By Debora Coty

I entered the elevator as two southern belles exited, deep in drawled conversation.

The elevator doors had no sooner closed behind them when the gal in the corner with the distinctive Jersey twang rolled her eyes at her slick chick chum. “Who says dhat? ‘Can you carry me to da store tamarra?’ Like you’re a sack o’ patatas. Whey’d dey learn English – in a baan?”

It took me a moment to yankee-translate then another long moment pondering what was wrong with asking someone to carry you to the store. I am and always have been a hick from the Florida-Georgia border sticks long before it was a smash band.

Oh. I got it. Carry me.

The proper verb should have probably been “take me” or “drive me” to the store, but I’ve heard “carry me” my whole backwoods life, so at first it seemed perfectly normal to me. Like mashing the light switch or saying, “I used to not.”

It wasn’t until college that I was enlightened about the … um, charming eloquence of regional colloquialisms and realized that carrying someone to the store taken literally would pretty much be the end of most of us. Carrying around ANYTHING for very long would get plum exhausting. If you don’t believe that, just try holding a cotton ball over your head for ten minutes.

Since I’ve felt kind of droopy lately (both physically and emotionally), I stopped and thought about what I might be carrying around with me that would drag me down so. Didn’t take long.
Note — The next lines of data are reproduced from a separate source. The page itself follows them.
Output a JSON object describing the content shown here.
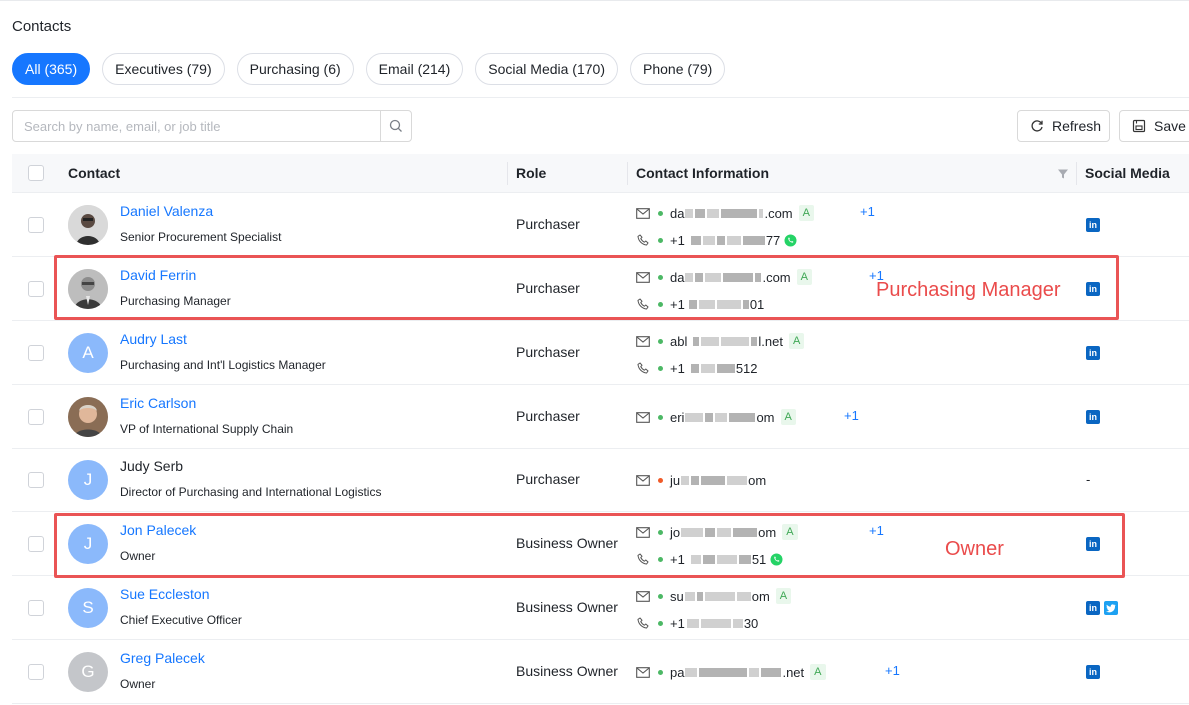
{
  "page": {
    "title": "Contacts"
  },
  "tabs": [
    {
      "label": "All (365)",
      "active": true
    },
    {
      "label": "Executives (79)",
      "active": false
    },
    {
      "label": "Purchasing (6)",
      "active": false
    },
    {
      "label": "Email (214)",
      "active": false
    },
    {
      "label": "Social Media (170)",
      "active": false
    },
    {
      "label": "Phone (79)",
      "active": false
    }
  ],
  "search": {
    "placeholder": "Search by name, email, or job title"
  },
  "toolbar": {
    "refresh_label": "Refresh",
    "save_label": "Save C"
  },
  "table": {
    "headers": {
      "contact": "Contact",
      "role": "Role",
      "contact_info": "Contact Information",
      "social": "Social Media"
    },
    "rows": [
      {
        "name": "Daniel Valenza",
        "title": "Senior Procurement Specialist",
        "role": "Purchaser",
        "email": "da",
        "email_end": ".com",
        "phone": "+1",
        "phone_end": "77",
        "plus": "+1"
      },
      {
        "name": "David Ferrin",
        "title": "Purchasing Manager",
        "role": "Purchaser",
        "email": "da",
        "email_end": ".com",
        "phone": "+1",
        "phone_end": "01",
        "plus": "+1"
      },
      {
        "name": "Audry Last",
        "initial": "A",
        "title": "Purchasing and Int'l Logistics Manager",
        "role": "Purchaser",
        "email": "abl",
        "email_end": "l.net",
        "phone": "+1",
        "phone_end": "512"
      },
      {
        "name": "Eric Carlson",
        "title": "VP of International Supply Chain",
        "role": "Purchaser",
        "email": "eri",
        "email_end": "om",
        "plus": "+1"
      },
      {
        "name": "Judy Serb",
        "initial": "J",
        "title": "Director of Purchasing and International Logistics",
        "role": "Purchaser",
        "email": "ju",
        "email_end": "om",
        "social_empty": "-"
      },
      {
        "name": "Jon Palecek",
        "initial": "J",
        "title": "Owner",
        "role": "Business Owner",
        "email": "jo",
        "email_end": "om",
        "phone": "+1",
        "phone_end": "51",
        "plus": "+1"
      },
      {
        "name": "Sue Eccleston",
        "initial": "S",
        "title": "Chief Executive Officer",
        "role": "Business Owner",
        "email": "su",
        "email_end": "om",
        "phone": "+1",
        "phone_end": "30"
      },
      {
        "name": "Greg Palecek",
        "initial": "G",
        "title": "Owner",
        "role": "Business Owner",
        "email": "pa",
        "email_end": ".net",
        "plus": "+1"
      }
    ]
  },
  "badge": {
    "a": "A"
  },
  "social": {
    "linkedin": "in"
  },
  "annotations": {
    "purchasing_manager": "Purchasing Manager",
    "owner": "Owner"
  },
  "colors": {
    "accent": "#1677ff",
    "highlight": "#ea5455",
    "status_green": "#4cb865",
    "status_red": "#f05a28"
  }
}
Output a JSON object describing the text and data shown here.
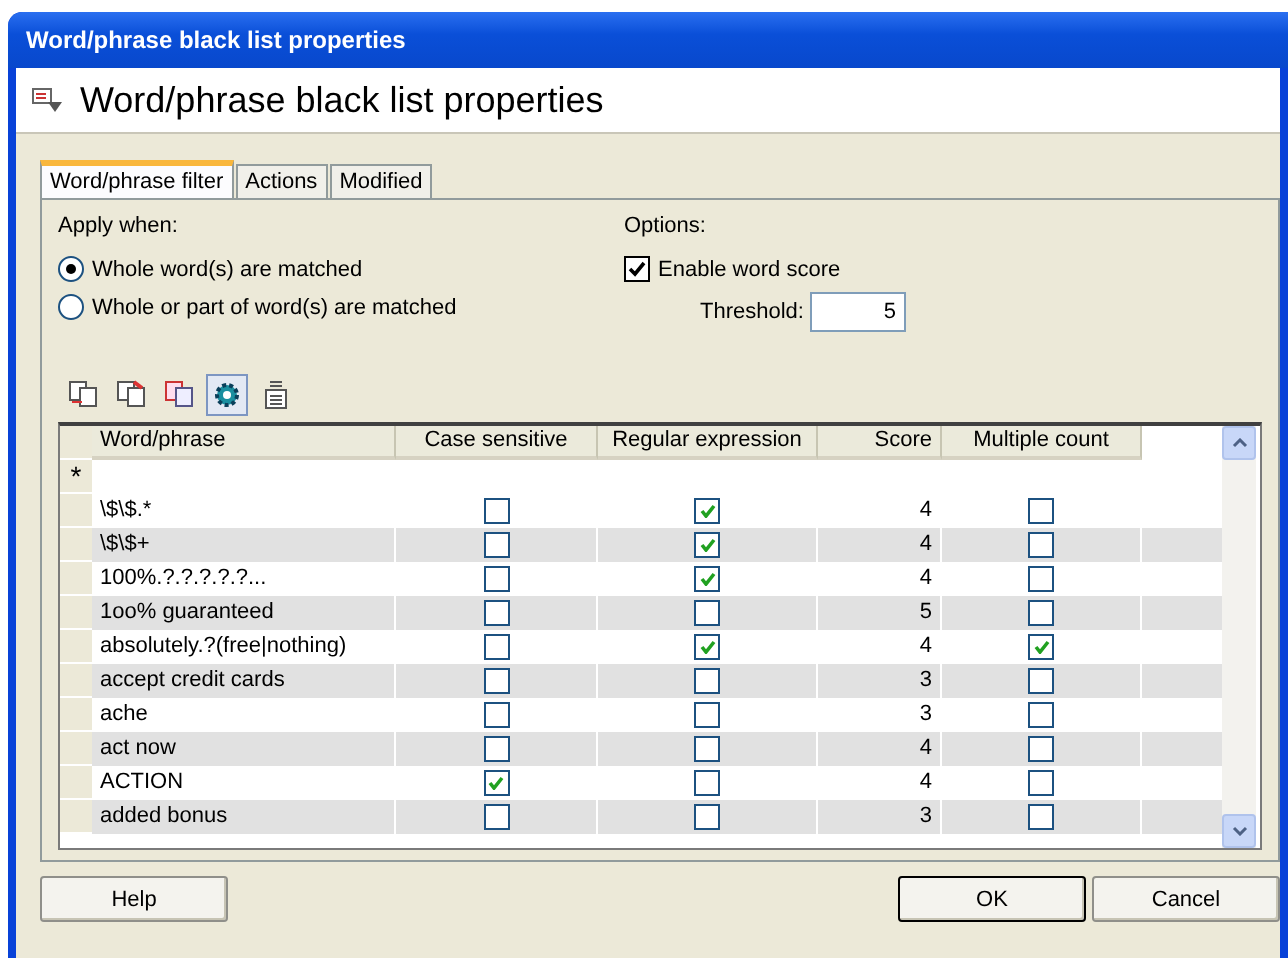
{
  "window": {
    "title": "Word/phrase black list properties"
  },
  "header": {
    "title": "Word/phrase black list properties"
  },
  "tabs": [
    {
      "label": "Word/phrase filter",
      "selected": true
    },
    {
      "label": "Actions",
      "selected": false
    },
    {
      "label": "Modified",
      "selected": false
    }
  ],
  "apply_when": {
    "label": "Apply when:",
    "options": [
      {
        "label": "Whole word(s) are matched",
        "selected": true
      },
      {
        "label": "Whole or part of word(s) are matched",
        "selected": false
      }
    ]
  },
  "options": {
    "label": "Options:",
    "enable_word_score": {
      "label": "Enable word score",
      "checked": true
    },
    "threshold": {
      "label": "Threshold:",
      "value": "5"
    }
  },
  "toolbar": [
    {
      "kind": "add",
      "pressed": false
    },
    {
      "kind": "delete",
      "pressed": false
    },
    {
      "kind": "copy",
      "pressed": false
    },
    {
      "kind": "settings",
      "pressed": true
    },
    {
      "kind": "spelling",
      "pressed": false
    }
  ],
  "table": {
    "columns": [
      "Word/phrase",
      "Case sensitive",
      "Regular expression",
      "Score",
      "Multiple count"
    ],
    "new_row_marker": "*",
    "rows": [
      {
        "word": "\\$\\$.*",
        "case_sensitive": false,
        "regex": true,
        "score": "4",
        "multiple": false
      },
      {
        "word": "\\$\\$+",
        "case_sensitive": false,
        "regex": true,
        "score": "4",
        "multiple": false
      },
      {
        "word": "100%.?.?.?.?.?...",
        "case_sensitive": false,
        "regex": true,
        "score": "4",
        "multiple": false
      },
      {
        "word": "1oo% guaranteed",
        "case_sensitive": false,
        "regex": false,
        "score": "5",
        "multiple": false
      },
      {
        "word": "absolutely.?(free|nothing)",
        "case_sensitive": false,
        "regex": true,
        "score": "4",
        "multiple": true
      },
      {
        "word": "accept credit cards",
        "case_sensitive": false,
        "regex": false,
        "score": "3",
        "multiple": false
      },
      {
        "word": "ache",
        "case_sensitive": false,
        "regex": false,
        "score": "3",
        "multiple": false
      },
      {
        "word": "act now",
        "case_sensitive": false,
        "regex": false,
        "score": "4",
        "multiple": false
      },
      {
        "word": "ACTION",
        "case_sensitive": true,
        "regex": false,
        "score": "4",
        "multiple": false
      },
      {
        "word": "added bonus",
        "case_sensitive": false,
        "regex": false,
        "score": "3",
        "multiple": false
      }
    ]
  },
  "buttons": [
    {
      "label": "Help",
      "kind": "left"
    },
    {
      "label": "OK",
      "kind": "default"
    },
    {
      "label": "Cancel",
      "kind": "normal"
    }
  ]
}
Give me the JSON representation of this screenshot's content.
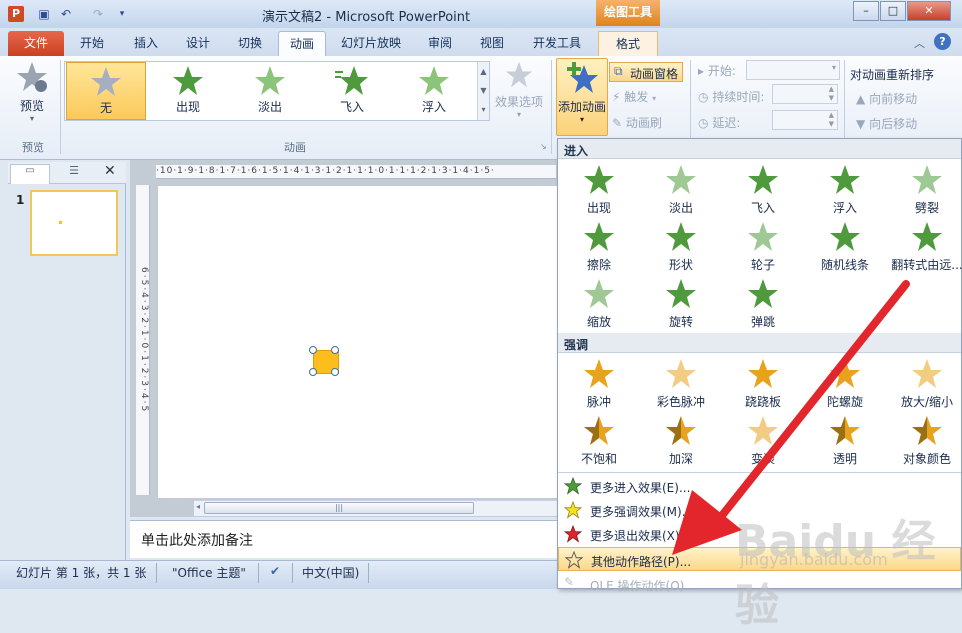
{
  "window": {
    "title": "演示文稿2 - Microsoft PowerPoint",
    "contextual_tab": "绘图工具",
    "app_icon_letter": "P",
    "controls": {
      "minimize": "–",
      "maximize": "□",
      "close": "✕"
    }
  },
  "tabs": [
    {
      "label": "文件",
      "active": false
    },
    {
      "label": "开始",
      "active": false
    },
    {
      "label": "插入",
      "active": false
    },
    {
      "label": "设计",
      "active": false
    },
    {
      "label": "切换",
      "active": false
    },
    {
      "label": "动画",
      "active": true
    },
    {
      "label": "幻灯片放映",
      "active": false
    },
    {
      "label": "审阅",
      "active": false
    },
    {
      "label": "视图",
      "active": false
    },
    {
      "label": "开发工具",
      "active": false
    },
    {
      "label": "格式",
      "active": false
    }
  ],
  "ribbon": {
    "preview_group": {
      "button": "预览",
      "label": "预览"
    },
    "animation_group": {
      "label": "动画",
      "gallery": [
        "无",
        "出现",
        "淡出",
        "飞入",
        "浮入"
      ],
      "effect_options": "效果选项"
    },
    "advanced_group": {
      "add_animation": "添加动画",
      "animation_pane": "动画窗格",
      "trigger": "触发",
      "animation_painter": "动画刷"
    },
    "timing_group": {
      "start": "开始:",
      "duration": "持续时间:",
      "delay": "延迟:",
      "reorder_title": "对动画重新排序",
      "move_earlier": "向前移动",
      "move_later": "向后移动"
    }
  },
  "left_pane": {
    "slide_number": "1"
  },
  "editor": {
    "ruler_h": "·10·1·9·1·8·1·7·1·6·1·5·1·4·1·3·1·2·1·1·1·0·1·1·1·2·1·3·1·4·1·5·",
    "ruler_v": "6·5·4·3·2·1·0·1·2·3·4·5",
    "notes_placeholder": "单击此处添加备注"
  },
  "status_bar": {
    "slide_info": "幻灯片 第 1 张，共 1 张",
    "theme": "\"Office 主题\"",
    "language": "中文(中国)"
  },
  "dropdown": {
    "entrance_header": "进入",
    "entrance_effects": [
      "出现",
      "淡出",
      "飞入",
      "浮入",
      "劈裂",
      "擦除",
      "形状",
      "轮子",
      "随机线条",
      "翻转式由远...",
      "缩放",
      "旋转",
      "弹跳"
    ],
    "emphasis_header": "强调",
    "emphasis_effects": [
      "脉冲",
      "彩色脉冲",
      "跷跷板",
      "陀螺旋",
      "放大/缩小",
      "不饱和",
      "加深",
      "变淡",
      "透明",
      "对象颜色"
    ],
    "menu": [
      {
        "label": "更多进入效果(E)...",
        "key": "entrance"
      },
      {
        "label": "更多强调效果(M)...",
        "key": "emphasis"
      },
      {
        "label": "更多退出效果(X)...",
        "key": "exit"
      },
      {
        "label": "其他动作路径(P)...",
        "key": "paths",
        "highlighted": true
      },
      {
        "label": "OLE 操作动作(O)...",
        "key": "ole",
        "disabled": true
      }
    ]
  },
  "watermark": {
    "brand": "Baidu 经验",
    "url": "jingyan.baidu.com"
  },
  "colors": {
    "entrance_star": "#4e9a3c",
    "emphasis_star": "#e8a21e",
    "exit_star": "#d9262f",
    "arrow": "#e3262b",
    "file_tab": "#d24726",
    "selection": "#fbd27a"
  }
}
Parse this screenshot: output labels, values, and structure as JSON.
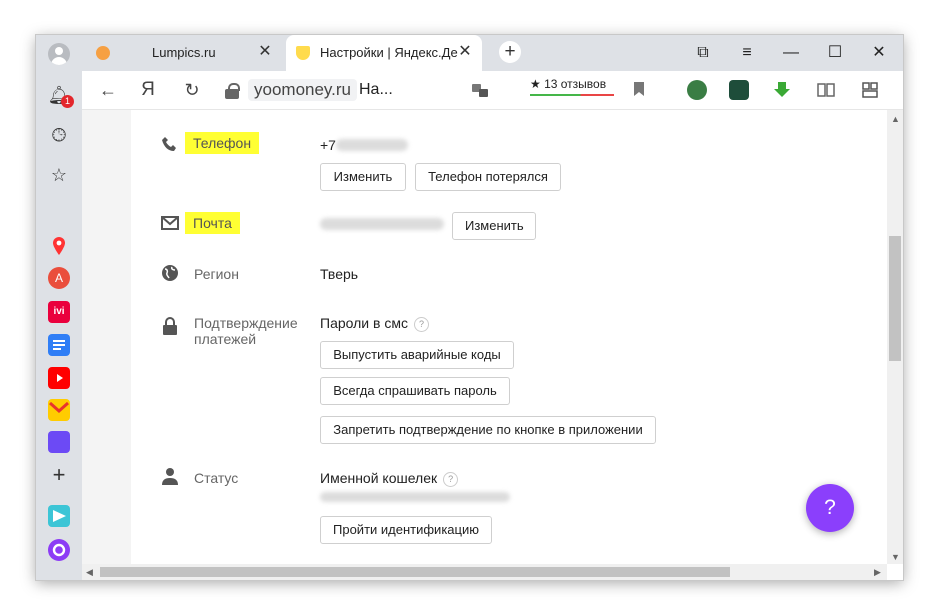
{
  "tabs": [
    {
      "title": "Lumpics.ru"
    },
    {
      "title": "Настройки | Яндекс.Де"
    }
  ],
  "window_controls": {
    "minimize": "—",
    "maximize": "☐",
    "close": "✕",
    "collections": "⧉",
    "menu": "≡"
  },
  "toolbar": {
    "back": "←",
    "yandex": "Я",
    "reload": "↻",
    "url_domain": "yoomoney.ru",
    "page_title": "На...",
    "reviews": "★ 13 отзывов",
    "download": "↓"
  },
  "sidebar": {
    "notification_count": "1"
  },
  "settings": {
    "phone": {
      "label": "Телефон",
      "value": "+7",
      "buttons": [
        "Изменить",
        "Телефон потерялся"
      ]
    },
    "email": {
      "label": "Почта",
      "button": "Изменить"
    },
    "region": {
      "label": "Регион",
      "value": "Тверь"
    },
    "payment_confirmation": {
      "label_line1": "Подтверждение",
      "label_line2": "платежей",
      "value": "Пароли в смс",
      "buttons": [
        "Выпустить аварийные коды",
        "Всегда спрашивать пароль",
        "Запретить подтверждение по кнопке в приложении"
      ]
    },
    "status": {
      "label": "Статус",
      "value": "Именной кошелек",
      "button": "Пройти идентификацию"
    }
  },
  "help_fab": "?",
  "help_hint": "?",
  "colors": {
    "highlight": "#ffff33",
    "fab": "#8b3ffc",
    "chrome": "#dee1e6"
  }
}
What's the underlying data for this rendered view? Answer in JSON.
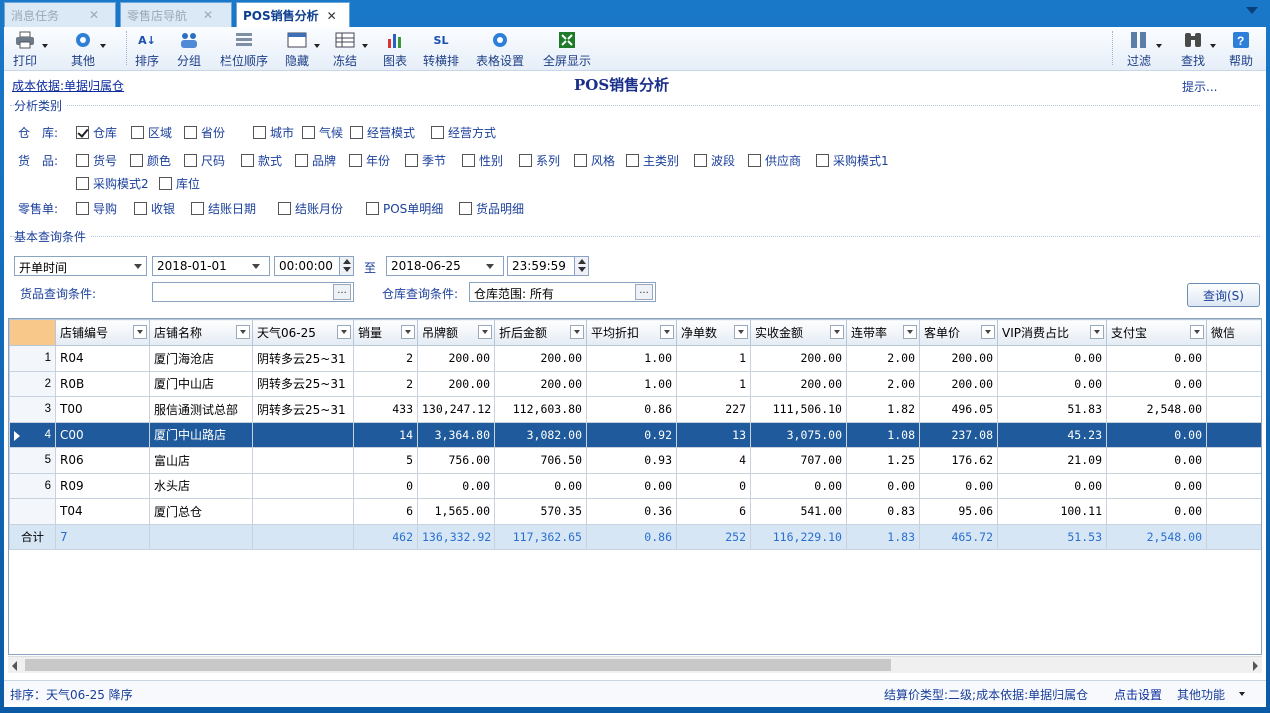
{
  "tabs": [
    {
      "label": "消息任务"
    },
    {
      "label": "零售店导航"
    },
    {
      "label": "POS销售分析"
    }
  ],
  "toolbar": {
    "print": "打印",
    "other": "其他",
    "sort": "排序",
    "group": "分组",
    "column_order": "栏位顺序",
    "hide": "隐藏",
    "freeze": "冻结",
    "chart": "图表",
    "pivot": "转横排",
    "table_settings": "表格设置",
    "fullscreen": "全屏显示",
    "filter": "过滤",
    "find": "查找",
    "help": "帮助"
  },
  "header": {
    "cost_link": "成本依据:单据归属仓",
    "title": "POS销售分析",
    "hint": "提示..."
  },
  "analysis": {
    "group_title": "分析类别",
    "warehouse_label": "仓　库:",
    "warehouse_items": [
      {
        "label": "仓库",
        "checked": true
      },
      {
        "label": "区域",
        "checked": false
      },
      {
        "label": "省份",
        "checked": false
      },
      {
        "label": "城市",
        "checked": false
      },
      {
        "label": "气候",
        "checked": false
      },
      {
        "label": "经营模式",
        "checked": false
      },
      {
        "label": "经营方式",
        "checked": false
      }
    ],
    "goods_label": "货　品:",
    "goods_items": [
      {
        "label": "货号"
      },
      {
        "label": "颜色"
      },
      {
        "label": "尺码"
      },
      {
        "label": "款式"
      },
      {
        "label": "品牌"
      },
      {
        "label": "年份"
      },
      {
        "label": "季节"
      },
      {
        "label": "性别"
      },
      {
        "label": "系列"
      },
      {
        "label": "风格"
      },
      {
        "label": "主类别"
      },
      {
        "label": "波段"
      },
      {
        "label": "供应商"
      },
      {
        "label": "采购模式1"
      },
      {
        "label": "采购模式2"
      },
      {
        "label": "库位"
      }
    ],
    "retail_label": "零售单:",
    "retail_items": [
      {
        "label": "导购"
      },
      {
        "label": "收银"
      },
      {
        "label": "结账日期"
      },
      {
        "label": "结账月份"
      },
      {
        "label": "POS单明细"
      },
      {
        "label": "货品明细"
      }
    ]
  },
  "query": {
    "group_title": "基本查询条件",
    "time_type": "开单时间",
    "date_from": "2018-01-01",
    "time_from": "00:00:00",
    "to_label": "至",
    "date_to": "2018-06-25",
    "time_to": "23:59:59",
    "goods_cond_label": "货品查询条件:",
    "goods_cond_value": "",
    "wh_cond_label": "仓库查询条件:",
    "wh_cond_value": "仓库范围: 所有",
    "query_button": "查询(S)"
  },
  "grid": {
    "columns": [
      "",
      "店铺编号",
      "店铺名称",
      "天气06-25",
      "销量",
      "吊牌额",
      "折后金额",
      "平均折扣",
      "净单数",
      "实收金额",
      "连带率",
      "客单价",
      "VIP消费占比",
      "支付宝",
      "微信"
    ],
    "rows": [
      [
        "1",
        "R04",
        "厦门海沧店",
        "阴转多云25~31",
        "2",
        "200.00",
        "200.00",
        "1.00",
        "1",
        "200.00",
        "2.00",
        "200.00",
        "0.00",
        "0.00",
        ""
      ],
      [
        "2",
        "R0B",
        "厦门中山店",
        "阴转多云25~31",
        "2",
        "200.00",
        "200.00",
        "1.00",
        "1",
        "200.00",
        "2.00",
        "200.00",
        "0.00",
        "0.00",
        ""
      ],
      [
        "3",
        "T00",
        "服信通测试总部",
        "阴转多云25~31",
        "433",
        "130,247.12",
        "112,603.80",
        "0.86",
        "227",
        "111,506.10",
        "1.82",
        "496.05",
        "51.83",
        "2,548.00",
        ""
      ],
      [
        "4",
        "C00",
        "厦门中山路店",
        "",
        "14",
        "3,364.80",
        "3,082.00",
        "0.92",
        "13",
        "3,075.00",
        "1.08",
        "237.08",
        "45.23",
        "0.00",
        ""
      ],
      [
        "5",
        "R06",
        "富山店",
        "",
        "5",
        "756.00",
        "706.50",
        "0.93",
        "4",
        "707.00",
        "1.25",
        "176.62",
        "21.09",
        "0.00",
        ""
      ],
      [
        "6",
        "R09",
        "水头店",
        "",
        "0",
        "0.00",
        "0.00",
        "0.00",
        "0",
        "0.00",
        "0.00",
        "0.00",
        "0.00",
        "0.00",
        ""
      ],
      [
        "",
        "T04",
        "厦门总仓",
        "",
        "6",
        "1,565.00",
        "570.35",
        "0.36",
        "6",
        "541.00",
        "0.83",
        "95.06",
        "100.11",
        "0.00",
        ""
      ]
    ],
    "selected_row": 3,
    "total": [
      "合计",
      "7",
      "",
      "",
      "462",
      "136,332.92",
      "117,362.65",
      "0.86",
      "252",
      "116,229.10",
      "1.83",
      "465.72",
      "51.53",
      "2,548.00",
      ""
    ]
  },
  "status": {
    "sort_info": "排序：天气06-25 降序",
    "price_info": "结算价类型:二级;成本依据:单据归属仓",
    "settings_link": "点击设置",
    "more": "其他功能"
  }
}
Unforgiveness.

Yep. I’ve been wearing it this week like a mule strapped to my back. Got so used to it, I hadn’t really noticed the big furry beast. Til now.

I know that by not forgiving, we carry people and wounds around with us, weighing us down with our invisible burdens. Our outsides may look normal, but our insides are squashed by the heaviness of resentment.

Harboring resentment is like chugging down strychnine and expecting the other person to die. Your anger doesn’t hurt your offender. It hurts you. It wounds you and those who care about you, those who feel helpless and hopeless watching bitterness gnaw away like ravenous sewer rats at the you they love. Rats that will never be satiated.

I’ve heard it said that apologizing doesn’t necessarily mean you’re wrong and the other person is right. It just means you value relationships more than your ego. And isn’t that the way Papa God wants us to prioritize?

Yep. Just the elbow in the gut I needed to jar my need-to-forgive muscle. It gets stuck sometimes in all the fat and needs a little jolt to pop out and get some exercise.

So that’s my new goal: Exercise that poor flabby forgiveness muscle and put down the donkey. How about you? Got any invisible burdens weighing you down?